WORK TO COMPLETE: Of the entries below, copy only those lines that contain the word "菲尼克斯太阳".

Items from an interface collection:
***

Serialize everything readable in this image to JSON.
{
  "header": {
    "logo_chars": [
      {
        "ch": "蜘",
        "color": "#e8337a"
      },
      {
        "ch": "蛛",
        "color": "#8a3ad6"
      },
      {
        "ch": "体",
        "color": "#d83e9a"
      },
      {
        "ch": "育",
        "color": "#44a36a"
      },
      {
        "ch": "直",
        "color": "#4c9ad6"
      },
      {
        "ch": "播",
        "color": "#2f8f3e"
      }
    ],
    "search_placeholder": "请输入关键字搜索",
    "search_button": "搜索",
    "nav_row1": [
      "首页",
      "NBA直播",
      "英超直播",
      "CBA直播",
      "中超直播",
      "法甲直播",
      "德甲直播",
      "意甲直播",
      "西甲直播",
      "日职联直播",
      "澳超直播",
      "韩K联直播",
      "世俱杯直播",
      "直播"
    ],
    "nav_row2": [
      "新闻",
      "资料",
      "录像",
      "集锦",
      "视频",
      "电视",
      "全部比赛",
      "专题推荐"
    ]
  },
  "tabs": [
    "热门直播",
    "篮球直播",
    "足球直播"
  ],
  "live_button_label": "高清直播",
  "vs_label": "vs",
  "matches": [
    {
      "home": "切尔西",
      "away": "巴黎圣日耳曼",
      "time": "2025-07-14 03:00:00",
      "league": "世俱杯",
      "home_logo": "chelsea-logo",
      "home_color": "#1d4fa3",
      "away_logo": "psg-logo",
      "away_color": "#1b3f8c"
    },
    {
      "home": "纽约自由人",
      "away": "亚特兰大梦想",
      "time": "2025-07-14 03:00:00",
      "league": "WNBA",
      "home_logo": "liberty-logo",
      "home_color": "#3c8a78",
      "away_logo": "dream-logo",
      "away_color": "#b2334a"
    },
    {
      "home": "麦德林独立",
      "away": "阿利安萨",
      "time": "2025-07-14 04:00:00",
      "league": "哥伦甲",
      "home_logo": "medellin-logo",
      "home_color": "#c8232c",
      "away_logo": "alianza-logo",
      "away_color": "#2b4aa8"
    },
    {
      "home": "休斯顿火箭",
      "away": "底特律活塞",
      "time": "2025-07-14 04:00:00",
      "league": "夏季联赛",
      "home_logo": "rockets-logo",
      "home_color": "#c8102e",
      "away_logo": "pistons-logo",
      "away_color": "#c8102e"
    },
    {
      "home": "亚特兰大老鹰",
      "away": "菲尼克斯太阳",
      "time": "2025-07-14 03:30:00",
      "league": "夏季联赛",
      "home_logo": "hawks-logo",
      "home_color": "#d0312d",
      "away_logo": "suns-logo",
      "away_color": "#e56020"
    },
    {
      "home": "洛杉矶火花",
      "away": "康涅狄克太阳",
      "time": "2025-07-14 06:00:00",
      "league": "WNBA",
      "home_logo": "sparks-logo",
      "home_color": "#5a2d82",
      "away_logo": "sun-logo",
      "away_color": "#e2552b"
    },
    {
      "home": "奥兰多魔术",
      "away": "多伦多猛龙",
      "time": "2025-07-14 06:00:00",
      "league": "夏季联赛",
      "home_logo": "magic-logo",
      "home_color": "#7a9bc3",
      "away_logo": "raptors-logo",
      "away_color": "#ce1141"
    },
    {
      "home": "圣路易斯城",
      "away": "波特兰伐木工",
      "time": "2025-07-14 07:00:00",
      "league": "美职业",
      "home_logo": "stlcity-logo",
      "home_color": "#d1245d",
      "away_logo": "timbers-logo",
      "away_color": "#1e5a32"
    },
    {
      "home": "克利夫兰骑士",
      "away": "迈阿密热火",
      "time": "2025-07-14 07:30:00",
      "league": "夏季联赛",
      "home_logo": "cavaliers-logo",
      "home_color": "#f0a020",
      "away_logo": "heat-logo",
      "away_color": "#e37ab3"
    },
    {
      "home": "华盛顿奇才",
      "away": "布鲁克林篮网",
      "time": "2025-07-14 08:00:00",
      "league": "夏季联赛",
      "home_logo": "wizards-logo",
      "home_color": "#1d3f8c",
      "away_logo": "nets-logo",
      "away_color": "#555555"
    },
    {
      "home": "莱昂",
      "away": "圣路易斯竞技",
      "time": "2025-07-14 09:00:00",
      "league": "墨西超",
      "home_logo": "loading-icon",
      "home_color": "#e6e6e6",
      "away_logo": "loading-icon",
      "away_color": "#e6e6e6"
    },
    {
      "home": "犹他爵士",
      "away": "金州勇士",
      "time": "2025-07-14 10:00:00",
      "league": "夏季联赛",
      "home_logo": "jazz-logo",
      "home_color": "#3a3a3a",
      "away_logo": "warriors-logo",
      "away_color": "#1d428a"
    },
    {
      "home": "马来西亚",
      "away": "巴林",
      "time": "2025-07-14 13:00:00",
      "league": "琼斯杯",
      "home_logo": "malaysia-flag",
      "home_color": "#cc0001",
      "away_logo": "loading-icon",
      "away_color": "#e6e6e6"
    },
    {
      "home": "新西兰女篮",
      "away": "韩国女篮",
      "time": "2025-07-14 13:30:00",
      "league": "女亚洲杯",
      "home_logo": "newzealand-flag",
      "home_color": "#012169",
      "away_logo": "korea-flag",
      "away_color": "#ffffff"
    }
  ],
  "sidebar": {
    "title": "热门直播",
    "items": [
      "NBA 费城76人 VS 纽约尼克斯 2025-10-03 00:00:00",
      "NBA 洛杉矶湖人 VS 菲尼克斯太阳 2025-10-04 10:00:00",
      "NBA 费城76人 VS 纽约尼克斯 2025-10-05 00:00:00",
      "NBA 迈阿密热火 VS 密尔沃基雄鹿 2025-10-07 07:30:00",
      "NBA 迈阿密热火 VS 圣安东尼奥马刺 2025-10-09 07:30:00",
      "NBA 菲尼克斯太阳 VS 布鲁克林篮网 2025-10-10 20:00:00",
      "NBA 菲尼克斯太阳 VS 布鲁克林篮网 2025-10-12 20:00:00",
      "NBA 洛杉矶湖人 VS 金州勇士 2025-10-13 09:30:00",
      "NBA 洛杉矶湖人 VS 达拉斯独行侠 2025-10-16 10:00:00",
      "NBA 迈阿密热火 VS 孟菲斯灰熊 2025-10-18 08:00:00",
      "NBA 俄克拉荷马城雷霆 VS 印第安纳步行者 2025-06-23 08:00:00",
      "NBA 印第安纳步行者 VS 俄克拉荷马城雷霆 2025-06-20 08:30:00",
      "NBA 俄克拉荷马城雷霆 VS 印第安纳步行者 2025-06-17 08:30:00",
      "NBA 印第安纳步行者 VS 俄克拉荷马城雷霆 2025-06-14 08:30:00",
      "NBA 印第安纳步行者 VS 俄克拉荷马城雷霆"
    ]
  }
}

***

RESULT FOR THIS TASK:
      "away": "菲尼克斯太阳",
      "NBA 洛杉矶湖人 VS 菲尼克斯太阳 2025-10-04 10:00:00",
      "NBA 菲尼克斯太阳 VS 布鲁克林篮网 2025-10-10 20:00:00",
      "NBA 菲尼克斯太阳 VS 布鲁克林篮网 2025-10-12 20:00:00",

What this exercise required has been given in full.